Still Not Black Enough was a treat to revisit.  It’s top-loaded with some pretty great W.A.S.P. songs.  In fact the album rocks and rolls along quite excellently for four solid tracks in a row:  “Still Not Black Enough”, “Skinwalker”, “Black Forever” and the awesome “Scared To Death”.  I’ve never heard Blackie attempt anything like “Scared To Death” before.  Female backing vocals on a W.A.S.P. album?  It actually works, and brings this track to a much higher level.   Nothing wrong with the other three songs either — all are catchy, heavy W.A.S.P. songs with that Crimson Idol sound.

The album skids to a halt upon track 5, “Goodbye America”.  The unfortunate thing is that “Goodbye America” is a great W.A.S.P. song, kinda similar to “Chainsaw Charlie”, like a shorter twin brother.  Blackie chose to introduce it with a boring, spoken word political thing, which sucks all the air out of the room.  Cut the shit, Blackie.  You’re a rock star who drinks fake blood from a fake skull for a living.  Leave the politics to Bono on the left and Ted on the right.  Shit, even Ted doesn’t write his songs about it.

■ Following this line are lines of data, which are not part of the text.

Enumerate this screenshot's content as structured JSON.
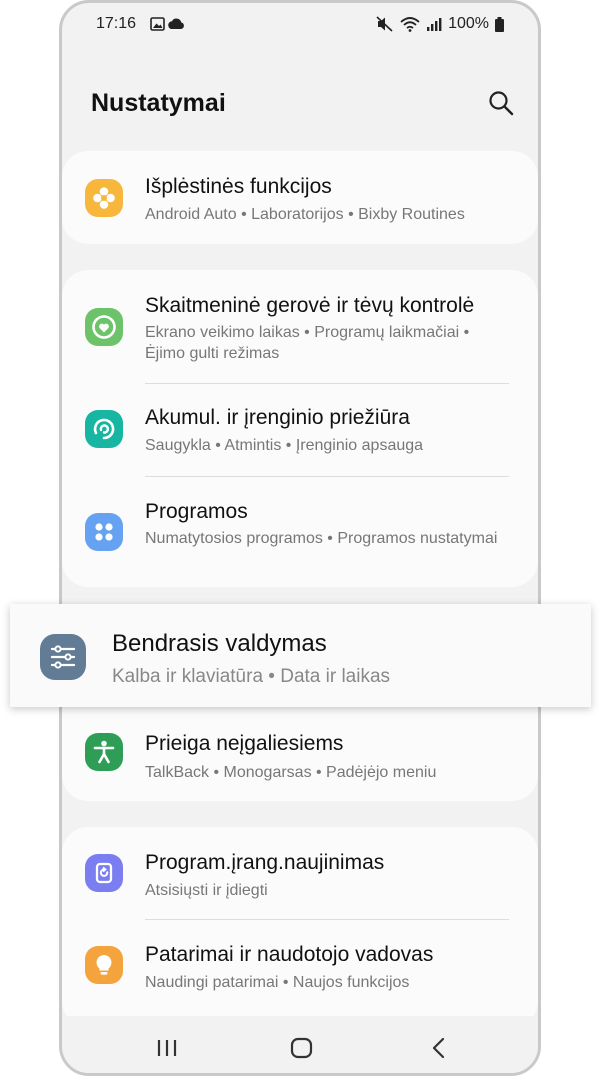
{
  "status_bar": {
    "time": "17:16",
    "battery": "100%"
  },
  "header": {
    "title": "Nustatymai"
  },
  "settings": {
    "advanced": {
      "title": "Išplėstinės funkcijos",
      "subtitle": "Android Auto  •  Laboratorijos  •  Bixby Routines",
      "color": "#f6b73c"
    },
    "wellbeing": {
      "title": "Skaitmeninė gerovė ir tėvų kontrolė",
      "subtitle": "Ekrano veikimo laikas  •  Programų laikmačiai  •  Ėjimo gulti režimas",
      "color": "#6cc36a"
    },
    "care": {
      "title": "Akumul. ir įrenginio priežiūra",
      "subtitle": "Saugykla  •  Atmintis  •  Įrenginio apsauga",
      "color": "#17b6a2"
    },
    "apps": {
      "title": "Programos",
      "subtitle": "Numatytosios programos  •  Programos nustatymai",
      "color": "#66a2f2"
    },
    "general": {
      "title": "Bendrasis valdymas",
      "subtitle": "Kalba ir klaviatūra  •  Data ir laikas",
      "color": "#637c95"
    },
    "accessibility": {
      "title": "Prieiga neįgaliesiems",
      "subtitle": "TalkBack  •  Monogarsas  •  Padėjėjo meniu",
      "color": "#2e9e57"
    },
    "update": {
      "title": "Program.įrang.naujinimas",
      "subtitle": "Atsisiųsti ir įdiegti",
      "color": "#7b7ef0"
    },
    "tips": {
      "title": "Patarimai ir naudotojo vadovas",
      "subtitle": "Naudingi patarimai  •  Naujos funkcijos",
      "color": "#f5a33c"
    }
  }
}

After a rousing cover of Jefferson Airplane’s “Somebody To Love”, Blackie gets out the piano and does the first ballad of the album.  It’s essentially a reprise to “Hold Onto My Heart” from Crimson Idol.  It’s even called “Keep Holding On”.  Nice song, but no need to do it twice.  OK sure, “Keep Holding On” is a different slant, on a lot of different instruments, but it’s the same damn song.

“Rock And Roll To Death” is both old (previously released on 1993’s excellent First Blood…Last Cuts compilation) and too gimmicky.  It’s an old-timey rock and roll song a-la Chuck Berry played metal style.  I guess it’s supposed to sound like “old W.A.S.P.”, like “Blind In Texas”?  Regardless it’s out of place on Still Not Black Enough, and it was already on the last album, so to me, that means “delete”.

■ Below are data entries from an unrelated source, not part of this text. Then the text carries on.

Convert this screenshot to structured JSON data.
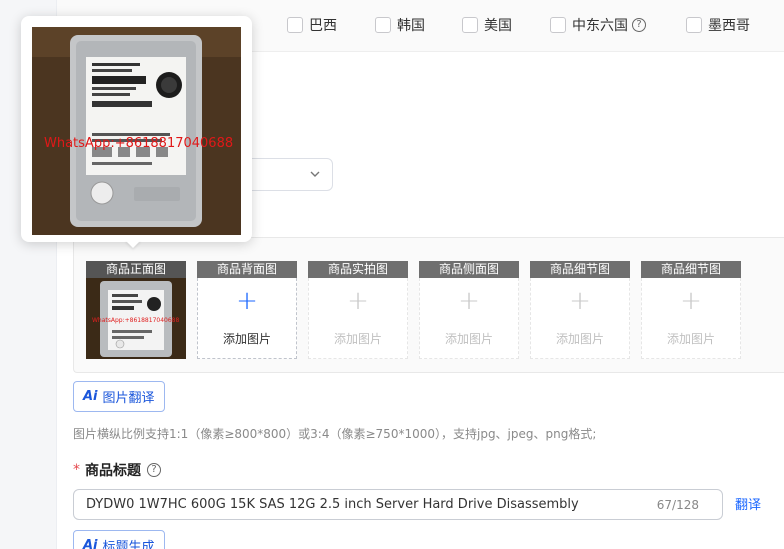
{
  "countries": [
    {
      "label": "巴西"
    },
    {
      "label": "韩国"
    },
    {
      "label": "美国"
    },
    {
      "label": "中东六国"
    },
    {
      "label": "墨西哥"
    }
  ],
  "preview": {
    "watermark": "WhatsApp:+8618817040688"
  },
  "image_slots": [
    {
      "label": "商品正面图",
      "state": "filled",
      "add_label": ""
    },
    {
      "label": "商品背面图",
      "state": "active",
      "add_label": "添加图片"
    },
    {
      "label": "商品实拍图",
      "state": "disabled",
      "add_label": "添加图片"
    },
    {
      "label": "商品侧面图",
      "state": "disabled",
      "add_label": "添加图片"
    },
    {
      "label": "商品细节图",
      "state": "disabled",
      "add_label": "添加图片"
    },
    {
      "label": "商品细节图",
      "state": "disabled",
      "add_label": "添加图片"
    }
  ],
  "image_translate_label": "图片翻译",
  "hint_text": "图片横纵比例支持1:1（像素≥800*800）或3:4（像素≥750*1000），支持jpg、jpeg、png格式;",
  "title_field": {
    "label": "商品标题",
    "value": "DYDW0 1W7HC 600G 15K SAS 12G 2.5 inch Server Hard Drive Disassembly",
    "count": "67/128",
    "translate_link": "翻译",
    "generate_label": "标题生成"
  },
  "colors": {
    "accent": "#1a66ff",
    "required": "#e5484d"
  }
}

The original ten-track version of the CD placed a ballad here, after “Rock And Roll To Death”.  The acoustic-with-strings ballad “Breathe” was removed from the re-release, and I get why.  It’s similar once again to Crimson Idol songs like “The Idol” and “Hold On To My Heart”.  The actual sonic quality of the song is not good at all, it sounds like a demo.  The drums are obviously not real, they sound like a drum program.  The strings are obviously synth.  It sounds unfinished, compared to the rest of the album.


No matter which version of the CD you buy, track 9 is “I Can’t”.  It’s also acoustic, so again it’s good they removed “Breathe” from the CD, two acoustic songs in a row is too much for a W.A.S.P. album.  This one’s a little edgier, it’s not a ballad.  It’s more a cheesy bad-ass cowboy song with gratuitous “fucks”.  Thankfully it turns electric at the end.  Track ten, and original album closer, is “No Way Out Of Here” which sounds like any number of songs from Crimson Idol.  The similarities are more than superficial.  There are lyrical references to that album, and both albums were performed by the same band:  Frankie Banali and Bob Kulick.

The re-release of Still Not Black Enough has three bonus tracks.  (It also has “Skinwalker” which was track 2, but not on the original release of the CD.)  Track 11 is “One Tribe”, which is pretty different and pretty cool.  It’s a softer song, but it’s about the most original song on the album.  It has strong melodies, and a dramatic enough arrangement.  There’s also what sounds like an electric violin solo!  Lyrically, this sounds like redemption.

Then come the unnecessary covers:  “Tie Your Mother Down” and “Whole Lotta Rosie”.  Of the two, I would say “Tie Your Mother Down” works best.  It brings back the female backing vocals from “Scared To Death” and it’s fun!  “Whole Lotta Rosie” isn’t particularly notable.

I was surprised that I like Still Not Black Enough as much as I do.  I dismissed it outright years ago as an inferior clone of Crimson Idol.  It has moments like that, most definitely.   It’s also a pretty enjoyable listen, and now that I’ve dusted it off, I’ll spin it a couple more times.  Regardless of which version you get (track listings for both below), I think Still Not Black Enough is worth about:

3.5/5 stars